  • Flip teaching [1, 2] as a means of overcoming the technology barriers that may exist in the classroom due to external or imposed school/departmental policy;
  • Keeping in mind the need to overcome barriers that prevent students from learning (such as low literacy or behaviour issues) so that the 21st Century pedagogy is more effective – it may mean simplifying activities so that they are more attainable for students until their skills develop further;
  • Increasing the “genuineness” of student learning by publishing their work to an international/community audience, rather than it being shown only to the teacher or their class; and
  • Making sure that the technology is used by the students and is less teacher-driven. This includes not only the selection of which technology is appropriate, but the type of activities involved. Technology includes robotics, cameras and personal devices – not just school-owned computers!

All in all, a successful series of sessions that will equip the participants with some tools and information to help shift the thinking in their schools. Resources that explore the topic a little further have been made available on the conference wiki and at my website.

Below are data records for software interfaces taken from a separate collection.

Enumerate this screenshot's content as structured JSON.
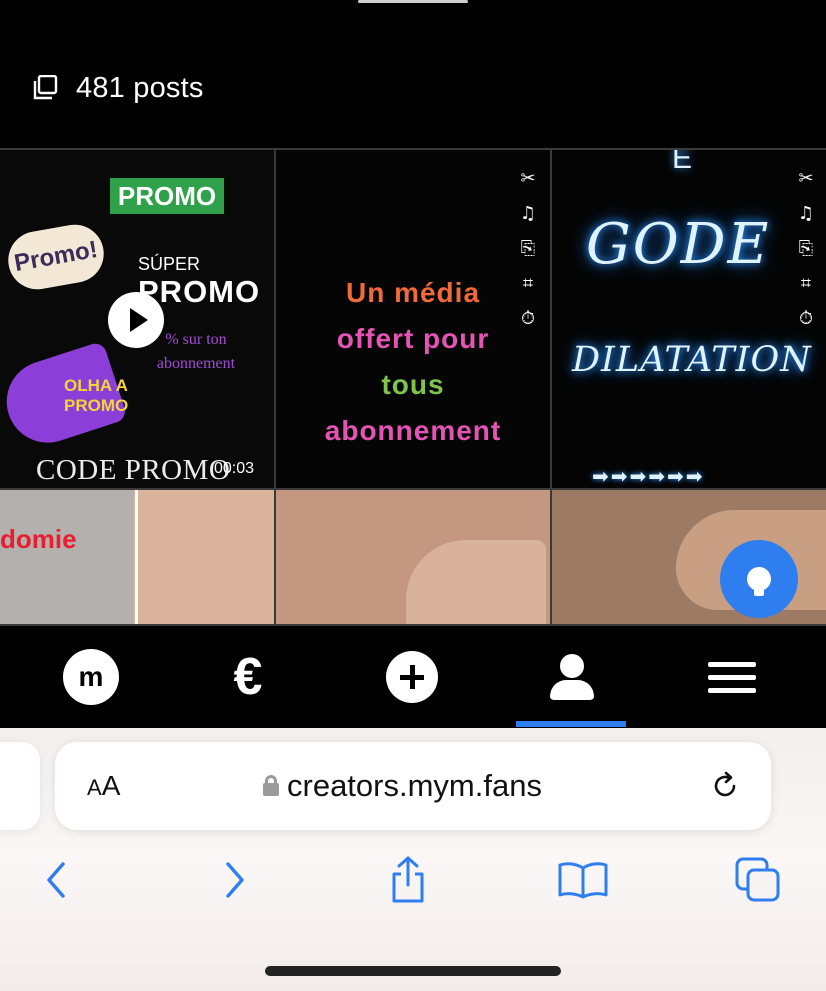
{
  "header": {
    "posts_label": "481 posts"
  },
  "grid": {
    "tile_1": {
      "badge": "PROMO",
      "cloud": "Promo!",
      "super": "SÚPER",
      "super_big": "PROMO",
      "sub": "% sur ton abonnement",
      "olha_line1": "OLHA A",
      "olha_line2": "PROMO",
      "code": "CODE PROMO",
      "duration": "00:03"
    },
    "tile_2": {
      "line_1": "Un média",
      "line_2": "offert pour",
      "line_3": "tous",
      "line_4": "abonnement"
    },
    "tile_3": {
      "top": "E",
      "gode": "GODE",
      "dilatation": "DILATATION",
      "arrows": "➡➡➡➡➡➡"
    },
    "tile_4": {
      "red_word": "domie"
    },
    "tools": [
      "✂",
      "♫",
      "⎘",
      "⌗",
      "⏱"
    ]
  },
  "tabbar": {
    "m_logo": "m",
    "euro": "€",
    "active_tab": "profile"
  },
  "browser": {
    "text_size_label_small": "A",
    "text_size_label_big": "A",
    "url": "creators.mym.fans"
  },
  "colors": {
    "accent": "#2f7ef0",
    "promo_green": "#2fa14a"
  }
}
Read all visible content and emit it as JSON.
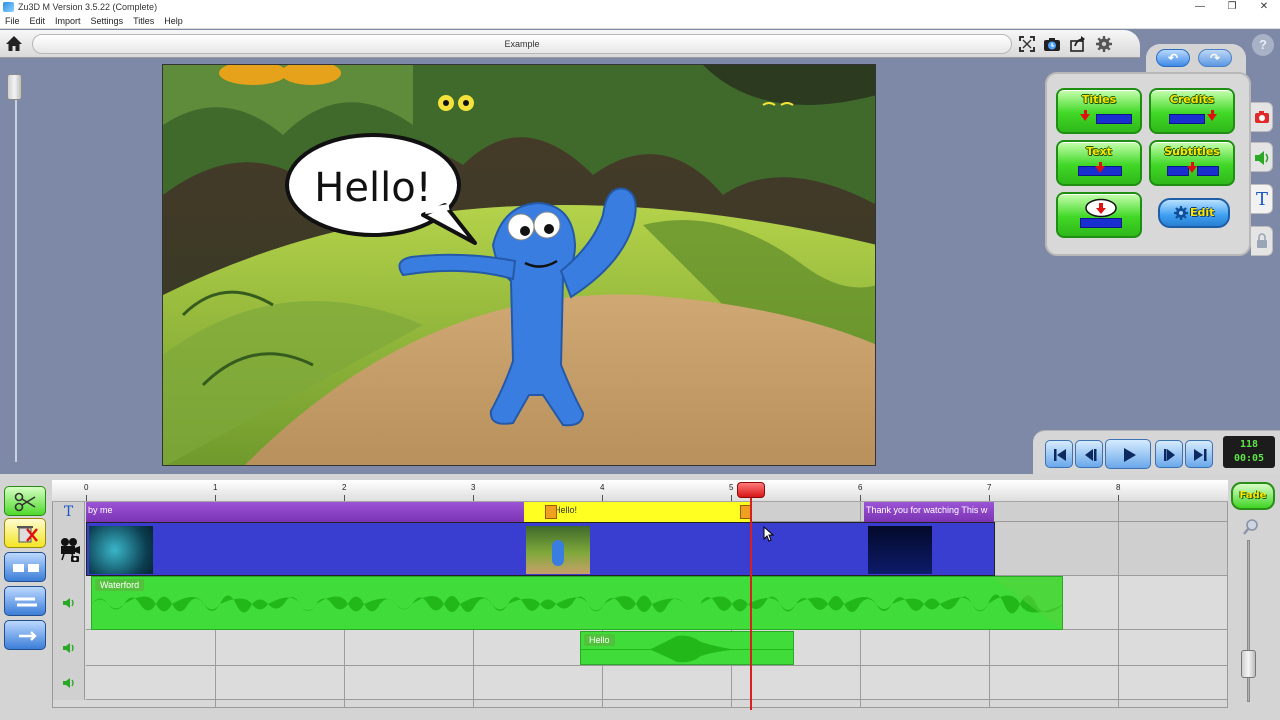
{
  "window": {
    "title": "Zu3D M Version 3.5.22 (Complete)",
    "controls": [
      "—",
      "❐",
      "✕"
    ]
  },
  "menu": [
    "File",
    "Edit",
    "Import",
    "Settings",
    "Titles",
    "Help"
  ],
  "toolbar": {
    "project_title": "Example",
    "icons": [
      "home-icon",
      "fullscreen-icon",
      "camera-timer-icon",
      "export-icon",
      "settings-gear-icon",
      "help-icon"
    ],
    "help_label": "?"
  },
  "preview": {
    "speech_bubble_text": "Hello!"
  },
  "titles_panel": {
    "buttons": [
      {
        "label": "Titles"
      },
      {
        "label": "Credits"
      },
      {
        "label": "Text"
      },
      {
        "label": "Subtitles"
      },
      {
        "label": ""
      },
      {
        "label": "Edit"
      }
    ],
    "side_tabs": [
      "camera-icon",
      "speaker-icon",
      "text-tool-icon",
      "lock-icon"
    ],
    "side_tab_text": "T"
  },
  "transport": {
    "frame": "118",
    "time": "00:05"
  },
  "timeline": {
    "ruler_labels": [
      "0",
      "1",
      "2",
      "3",
      "4",
      "5",
      "6",
      "7",
      "8"
    ],
    "tracks": {
      "titles": {
        "icon_text": "T",
        "clips": [
          {
            "label": "by me",
            "color": "#8a3fc8"
          },
          {
            "label": "Hello!",
            "color": "#ffff22"
          },
          {
            "label": "Thank you for watching  This w",
            "color": "#8a3fc8"
          }
        ]
      },
      "video": {
        "clips": 1
      },
      "audio1": {
        "clip_label": "Waterford"
      },
      "audio2": {
        "clip_label": "Hello"
      },
      "audio3": {
        "clip_label": ""
      }
    },
    "fade_label": "Fade",
    "playhead_position_s": 5.15
  },
  "colors": {
    "accent_green": "#3fdc3a",
    "title_purple": "#8a3fc8",
    "video_blue": "#3a3ed0",
    "playhead_red": "#d82020"
  }
}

My session on CBL

As an Apple Distinguished Educator, I’m one of a group of educators around the country that has been recognised by Apple as someone who is doing great things with technology and their products in the classroom. My experience in the program introduced me to Challenge-Based Learning – a framework that gives students the opportunity to direct their own learning around a Big Idea, with the teacher acting as a facilitator. With all of the investment going into the Australian Curriculum by the federal government, I’ve always had a fear that the development of documentation built around specific disciplines may create a situation where learning becomes pigeon-holed rather than multidisciplinary, and CBL is one mechanism that could be used to prevent that from occurring. At the conference another ADE, Dr. Jason Zagami, gave a presentation on brain-mapping that highlighted the importance of developing links between concepts that extend beyond single-disciplines and/or contexts, which served to reinforce my belief that schools must make sure they build integrated study into their curriculum.

My presentation gave delegates an opportunity to see how CBL works through two case-studies and examples, mapping the learning and content in the Australian Curriculum from multiple disciplines into a single challenge. I’ve published a copy of my presentation on both the conference wiki and on my website, and feedback and discussion with participants suggested that many understand and see the benefits of this kind of approach to learning. I’d encourage everyone to have a look for themselves, and consider how the model could work in their own context to break down the culture that exists in some schools around learning being restricted to specific learning areas.

Other Goings-on

The organisation of the conference was great, with plenty of opportunities to talk to other educators about their experiences in their schools and contexts. Breakfast, morning tea, lunch and dinner all provided delegates with a chance to talk to people they wouldn’t normally engage with in their regular day. Many educators who already connect with social networking tools like Twitter also had a chance to meet each other in the flesh, finally putting a face to the avatar they’ve known for a while.

If I get the opportunity to participate in something like this again, I’ll definitely get involved. I might refine topics a little more to narrow the focus a bit beforehand (which will also allow me to identify a really good set of resources that explore the practice as well as the theory/ideas), but other than that, I’d say it was pretty successful. A big shout-out to the team at @IWBNet for their work in making the conference happen! And, if you weren’t able to attend but would like to know more about what went on, either visit the conference wiki or search #itlmc in the twitter stream.